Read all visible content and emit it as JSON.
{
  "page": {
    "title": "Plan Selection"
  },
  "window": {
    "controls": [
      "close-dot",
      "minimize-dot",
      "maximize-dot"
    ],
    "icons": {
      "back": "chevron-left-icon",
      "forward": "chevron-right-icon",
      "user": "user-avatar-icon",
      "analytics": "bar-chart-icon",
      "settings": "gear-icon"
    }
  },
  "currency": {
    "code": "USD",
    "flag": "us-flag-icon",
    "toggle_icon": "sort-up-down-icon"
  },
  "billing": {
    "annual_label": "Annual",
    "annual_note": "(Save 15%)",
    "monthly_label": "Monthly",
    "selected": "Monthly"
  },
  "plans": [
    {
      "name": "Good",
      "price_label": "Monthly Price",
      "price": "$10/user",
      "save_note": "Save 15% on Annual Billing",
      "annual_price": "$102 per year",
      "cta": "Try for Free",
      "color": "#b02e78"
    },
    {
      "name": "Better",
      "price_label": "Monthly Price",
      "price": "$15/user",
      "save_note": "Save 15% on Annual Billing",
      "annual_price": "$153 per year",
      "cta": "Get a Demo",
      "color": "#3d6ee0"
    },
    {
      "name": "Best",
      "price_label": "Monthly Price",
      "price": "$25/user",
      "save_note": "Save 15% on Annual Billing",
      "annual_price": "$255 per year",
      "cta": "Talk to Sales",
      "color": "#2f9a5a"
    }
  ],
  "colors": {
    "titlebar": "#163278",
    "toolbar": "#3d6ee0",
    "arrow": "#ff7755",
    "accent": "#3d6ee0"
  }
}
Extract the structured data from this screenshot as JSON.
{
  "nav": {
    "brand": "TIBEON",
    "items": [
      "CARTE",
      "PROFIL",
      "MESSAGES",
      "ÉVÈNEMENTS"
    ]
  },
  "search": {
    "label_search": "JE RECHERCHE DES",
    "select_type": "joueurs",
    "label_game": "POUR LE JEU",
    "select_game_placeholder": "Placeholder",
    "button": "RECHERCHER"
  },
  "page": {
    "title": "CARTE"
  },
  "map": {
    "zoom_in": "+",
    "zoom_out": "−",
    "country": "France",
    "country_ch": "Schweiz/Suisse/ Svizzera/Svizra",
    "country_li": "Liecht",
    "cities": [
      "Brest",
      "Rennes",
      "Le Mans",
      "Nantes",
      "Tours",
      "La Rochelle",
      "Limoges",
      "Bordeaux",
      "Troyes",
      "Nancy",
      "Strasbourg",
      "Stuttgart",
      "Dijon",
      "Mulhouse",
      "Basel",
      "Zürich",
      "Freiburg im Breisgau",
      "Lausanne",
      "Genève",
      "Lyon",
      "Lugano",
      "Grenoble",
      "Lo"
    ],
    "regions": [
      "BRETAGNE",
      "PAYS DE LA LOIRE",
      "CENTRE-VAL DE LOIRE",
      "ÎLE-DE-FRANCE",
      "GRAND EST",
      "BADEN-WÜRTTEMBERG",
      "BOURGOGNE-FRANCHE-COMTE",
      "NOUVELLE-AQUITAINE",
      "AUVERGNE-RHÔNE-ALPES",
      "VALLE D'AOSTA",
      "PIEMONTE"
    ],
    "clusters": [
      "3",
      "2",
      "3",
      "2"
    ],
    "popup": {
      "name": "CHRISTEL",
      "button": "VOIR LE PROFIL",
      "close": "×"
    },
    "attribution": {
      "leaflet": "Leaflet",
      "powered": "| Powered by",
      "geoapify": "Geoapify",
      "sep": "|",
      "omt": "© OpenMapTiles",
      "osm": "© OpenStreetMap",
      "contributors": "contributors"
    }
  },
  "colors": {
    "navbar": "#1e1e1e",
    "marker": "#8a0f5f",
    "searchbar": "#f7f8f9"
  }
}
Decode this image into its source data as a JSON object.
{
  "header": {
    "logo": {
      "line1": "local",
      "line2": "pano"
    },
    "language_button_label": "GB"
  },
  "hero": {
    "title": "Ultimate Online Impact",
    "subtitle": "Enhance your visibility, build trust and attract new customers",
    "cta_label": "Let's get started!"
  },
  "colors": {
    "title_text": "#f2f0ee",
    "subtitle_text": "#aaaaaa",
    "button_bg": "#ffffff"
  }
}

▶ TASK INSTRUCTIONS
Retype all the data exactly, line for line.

▶ YOUR SOLUTION
Read all visible content and emit it as JSON.
{
  "page": {
    "title": "Plan Selection"
  },
  "window": {
    "controls": [
      "close-dot",
      "minimize-dot",
      "maximize-dot"
    ],
    "icons": {
      "back": "chevron-left-icon",
      "forward": "chevron-right-icon",
      "user": "user-avatar-icon",
      "analytics": "bar-chart-icon",
      "settings": "gear-icon"
    }
  },
  "currency": {
    "code": "USD",
    "flag": "us-flag-icon",
    "toggle_icon": "sort-up-down-icon"
  },
  "billing": {
    "annual_label": "Annual",
    "annual_note": "(Save 15%)",
    "monthly_label": "Monthly",
    "selected": "Monthly"
  },
  "plans": [
    {
      "name": "Good",
      "price_label": "Monthly Price",
      "price": "$10/user",
      "save_note": "Save 15% on Annual Billing",
      "annual_price": "$102 per year",
      "cta": "Try for Free",
      "color": "#b02e78"
    },
    {
      "name": "Better",
      "price_label": "Monthly Price",
      "price": "$15/user",
      "save_note": "Save 15% on Annual Billing",
      "annual_price": "$153 per year",
      "cta": "Get a Demo",
      "color": "#3d6ee0"
    },
    {
      "name": "Best",
      "price_label": "Monthly Price",
      "price": "$25/user",
      "save_note": "Save 15% on Annual Billing",
      "annual_price": "$255 per year",
      "cta": "Talk to Sales",
      "color": "#2f9a5a"
    }
  ],
  "colors": {
    "titlebar": "#163278",
    "toolbar": "#3d6ee0",
    "arrow": "#ff7755",
    "accent": "#3d6ee0"
  }
}
Extract the structured data from this screenshot as JSON.
{
  "nav": {
    "brand": "TIBEON",
    "items": [
      "CARTE",
      "PROFIL",
      "MESSAGES",
      "ÉVÈNEMENTS"
    ]
  },
  "search": {
    "label_search": "JE RECHERCHE DES",
    "select_type": "joueurs",
    "label_game": "POUR LE JEU",
    "select_game_placeholder": "Placeholder",
    "button": "RECHERCHER"
  },
  "page": {
    "title": "CARTE"
  },
  "map": {
    "zoom_in": "+",
    "zoom_out": "−",
    "country": "France",
    "country_ch": "Schweiz/Suisse/ Svizzera/Svizra",
    "country_li": "Liecht",
    "cities": [
      "Brest",
      "Rennes",
      "Le Mans",
      "Nantes",
      "Tours",
      "La Rochelle",
      "Limoges",
      "Bordeaux",
      "Troyes",
      "Nancy",
      "Strasbourg",
      "Stuttgart",
      "Dijon",
      "Mulhouse",
      "Basel",
      "Zürich",
      "Freiburg im Breisgau",
      "Lausanne",
      "Genève",
      "Lyon",
      "Lugano",
      "Grenoble",
      "Lo"
    ],
    "regions": [
      "BRETAGNE",
      "PAYS DE LA LOIRE",
      "CENTRE-VAL DE LOIRE",
      "ÎLE-DE-FRANCE",
      "GRAND EST",
      "BADEN-WÜRTTEMBERG",
      "BOURGOGNE-FRANCHE-COMTE",
      "NOUVELLE-AQUITAINE",
      "AUVERGNE-RHÔNE-ALPES",
      "VALLE D'AOSTA",
      "PIEMONTE"
    ],
    "clusters": [
      "3",
      "2",
      "3",
      "2"
    ],
    "popup": {
      "name": "CHRISTEL",
      "button": "VOIR LE PROFIL",
      "close": "×"
    },
    "attribution": {
      "leaflet": "Leaflet",
      "powered": "| Powered by",
      "geoapify": "Geoapify",
      "sep": "|",
      "omt": "© OpenMapTiles",
      "osm": "© OpenStreetMap",
      "contributors": "contributors"
    }
  },
  "colors": {
    "navbar": "#1e1e1e",
    "marker": "#8a0f5f",
    "searchbar": "#f7f8f9"
  }
}
Decode this image into its source data as a JSON object.
{
  "header": {
    "logo": {
      "line1": "local",
      "line2": "pano"
    },
    "language_button_label": "GB"
  },
  "hero": {
    "title": "Ultimate Online Impact",
    "subtitle": "Enhance your visibility, build trust and attract new customers",
    "cta_label": "Let's get started!"
  },
  "colors": {
    "title_text": "#f2f0ee",
    "subtitle_text": "#aaaaaa",
    "button_bg": "#ffffff"
  }
}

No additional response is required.